I am excited to announce that my book, Write Your First Program is finally available for public consumption. In this day and age, when there are easily accessible programming books galore (in the context of both, price and availability), why write a new book? Through this post, I hope to reach out to the prospective readers and buyers (and hence critics) of this book.
I will start with a summary of the contents of the book, and then make an attempt to analyze a few key things I chose to be a part of this book and how I think those choices should help anyone attempting to get a first taste of programming today.
Summary of the book
The book stands at 242 pages (in paperback). It has seven major chapters starting from a Hello World program, followed by the concepts of variables, input/output, user-defined functions, data structures, file handling, mathematical functions and advanced concepts (object oriented programming, error handling and version control) . Each chapter discusses and implements each of those concepts in two programming languages: C and Python. Most of the chapters have a programming fun section where I use the concepts introduced in that chapter (and others before that) to write a program which the readers can enjoy implementing. There are exercise problems at the end of each chapter which aims to encourage the reader to try out writing new programs.
Analysis of the Choices
C & Python: Besides the contents, which I will come to soon, the major decision I made while starting with the book is that it will aim to teach not one, but two programming languages – C and Python. The choice was far from being arbitrary or a way to be different from most programming books. It reflects my own (however flawed that may turn out to be!) assessment of what the beginning programmer today should learn.
I was exposed to C few years after I learned to program and it’s power became clear to me as I explored writing MS-DOS TSRs and later, Linux Kernel modules. Somewhere in college, in the early 2000′s, I got a book on Python. As I have programmed increasingly in Python and learned of the multitude of ways it’s been used in all sorts of projects – Linux utilities, Scientific and Numerical computing and Web application programming, my quest to learn more about Python increased and with that my urge to talk and write about how awesome Python is. For me C was raw power, where as Python was elegant and beautiful – good to read, write in and get the job done fast.
And hence, when finally the moment arrived I decided that I would attempt to teach both C and Python in my first book. I have this urge in me to always get out all I know and share with someone (not verbally, I am not much of a talker) via my writings.
How would I go about teaching two different programming languages in one book without intimidating the audience of the book?
Contents: I decided that I would include topics which covers the bare minimum that the beginning programmer should know from the perspective of programming. I start the book introducing concepts such as variables, data types, input and output, control structures and user-defined functions, showing how to implement the ideas and concepts as programs in both the languages. I introduced C’s scary pointers in Chapter 2, along with the discussion on variables and data types. It just seemed natural to me that addresses of variables should be discussed with variables. I also introduce recursion in the chapter on user defined functions. Towards the end, I cover the topics of encoding, error handling, and working with multiple files. Considering the importance of using version control for projects, I also discuss the preliminaries of the git version control system and briefly touch upon the idea of text encoding in one of the appendices. Overall, I aimed to keep the topics naturally coherent not assuming a topic or concept may be difficult for the beginning programmer and hence introduce it later. The reader should ideally skip such a topic and come back to later.
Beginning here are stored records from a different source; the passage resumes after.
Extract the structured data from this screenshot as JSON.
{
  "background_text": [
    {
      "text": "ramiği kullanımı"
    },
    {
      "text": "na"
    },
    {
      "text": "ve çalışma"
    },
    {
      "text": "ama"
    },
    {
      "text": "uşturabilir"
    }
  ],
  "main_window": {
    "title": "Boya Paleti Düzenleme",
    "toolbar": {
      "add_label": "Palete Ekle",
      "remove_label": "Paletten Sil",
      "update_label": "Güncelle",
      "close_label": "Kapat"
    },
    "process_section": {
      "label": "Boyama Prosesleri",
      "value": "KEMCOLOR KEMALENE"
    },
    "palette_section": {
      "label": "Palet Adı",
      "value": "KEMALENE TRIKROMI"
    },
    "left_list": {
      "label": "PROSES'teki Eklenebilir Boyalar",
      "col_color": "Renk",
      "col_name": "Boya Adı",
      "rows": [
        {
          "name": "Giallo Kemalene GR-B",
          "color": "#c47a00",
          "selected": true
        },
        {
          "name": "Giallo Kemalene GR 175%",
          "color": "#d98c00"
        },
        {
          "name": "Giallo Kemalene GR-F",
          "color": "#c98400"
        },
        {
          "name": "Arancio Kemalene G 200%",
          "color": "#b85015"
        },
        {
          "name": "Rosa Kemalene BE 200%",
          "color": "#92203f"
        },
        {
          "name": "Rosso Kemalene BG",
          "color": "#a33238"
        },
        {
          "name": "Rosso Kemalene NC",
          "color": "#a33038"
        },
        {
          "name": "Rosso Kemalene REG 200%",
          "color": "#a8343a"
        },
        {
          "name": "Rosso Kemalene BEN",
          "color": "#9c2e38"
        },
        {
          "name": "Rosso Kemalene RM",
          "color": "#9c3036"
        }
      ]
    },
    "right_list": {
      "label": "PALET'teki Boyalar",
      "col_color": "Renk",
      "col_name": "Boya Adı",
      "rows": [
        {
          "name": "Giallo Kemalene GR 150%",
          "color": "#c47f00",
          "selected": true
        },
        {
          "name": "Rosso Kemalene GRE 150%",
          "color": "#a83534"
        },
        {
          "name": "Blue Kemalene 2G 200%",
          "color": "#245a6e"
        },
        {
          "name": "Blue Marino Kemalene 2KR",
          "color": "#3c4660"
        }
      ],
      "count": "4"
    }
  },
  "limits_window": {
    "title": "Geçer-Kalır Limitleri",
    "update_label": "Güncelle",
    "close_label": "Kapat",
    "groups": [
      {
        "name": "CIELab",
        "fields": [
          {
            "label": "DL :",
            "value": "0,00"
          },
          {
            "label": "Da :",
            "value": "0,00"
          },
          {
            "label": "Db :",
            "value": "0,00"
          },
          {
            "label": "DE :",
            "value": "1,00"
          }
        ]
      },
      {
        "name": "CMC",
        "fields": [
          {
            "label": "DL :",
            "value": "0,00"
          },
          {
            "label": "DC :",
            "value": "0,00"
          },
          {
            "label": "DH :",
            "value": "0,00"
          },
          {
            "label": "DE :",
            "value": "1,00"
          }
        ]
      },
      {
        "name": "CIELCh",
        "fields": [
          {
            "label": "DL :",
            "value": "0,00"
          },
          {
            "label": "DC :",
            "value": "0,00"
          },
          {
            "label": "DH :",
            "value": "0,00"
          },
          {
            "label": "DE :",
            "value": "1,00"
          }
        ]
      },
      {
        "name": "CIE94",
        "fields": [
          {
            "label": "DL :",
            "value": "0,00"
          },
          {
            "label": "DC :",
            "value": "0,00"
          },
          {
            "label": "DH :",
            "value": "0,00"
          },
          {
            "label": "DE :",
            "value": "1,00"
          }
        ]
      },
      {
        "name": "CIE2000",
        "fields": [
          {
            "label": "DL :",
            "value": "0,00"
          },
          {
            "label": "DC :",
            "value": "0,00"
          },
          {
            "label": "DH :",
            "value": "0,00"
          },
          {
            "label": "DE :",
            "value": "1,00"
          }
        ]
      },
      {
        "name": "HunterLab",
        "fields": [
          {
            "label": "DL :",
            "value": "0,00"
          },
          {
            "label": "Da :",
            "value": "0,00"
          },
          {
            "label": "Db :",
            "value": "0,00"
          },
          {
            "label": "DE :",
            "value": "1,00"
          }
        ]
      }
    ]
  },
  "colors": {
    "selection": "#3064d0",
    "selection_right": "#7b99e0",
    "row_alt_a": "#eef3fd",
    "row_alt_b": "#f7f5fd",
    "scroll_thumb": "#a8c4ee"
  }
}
Within each topic, I tried to keep the treatment to “just enough”, but not superficial. The reader will be able to learn enough to write useful programs (as part of an academic course, hobby project) and more importantly, be able to approach more advanced areas of either programming language with confidence. I also refrained from discussing quirks of programming language constructs (such as for(;;) in C) , which I believe can be lived without. There are books out there aiming to equip a reader with such knowledge and honestly, even if I wanted to, I don’t have the skills to do that. My book doesn’t aim to be a reference text. It aims to get you started, true to its title – help you write your first program.
Throughout the book, I have attempted to discuss programming in the context of other “subjects” of study – by asking the reader to attempt writing programming solutions to problems from those fields. This will hopefully also interest the reader who may not aim to take up computer science or programming as a career, but may need to use it as a tool.
Well, that pretty much sums it up. If you think this book may be worth a read, the buying options are as follows.
Buying the book
Print copy: Print copies are limited to India only (at least as of now). You can buy it online using any of the options below:
- Amazon Kindle (Even if you don’t have a Kindle, you can read it using Amazon’s Kindle applications. In fact, the book’s source code doesn’t look so good on the “old” Kindle, so, I recommend the kindle applications strongly)
- Adobe Digital Editions
The book’s website is at http://phindia.com/saha and it will contain additional articles/materials and other content that the book’s readers may find useful. And of course, a list of errata (already found two myself) . Thanks for reading this post. I would be keen to hear from you in case you happen to buy my book or have something related to say/discuss.
This book was quite a journey on the personal front as well. You may enjoy reading it here.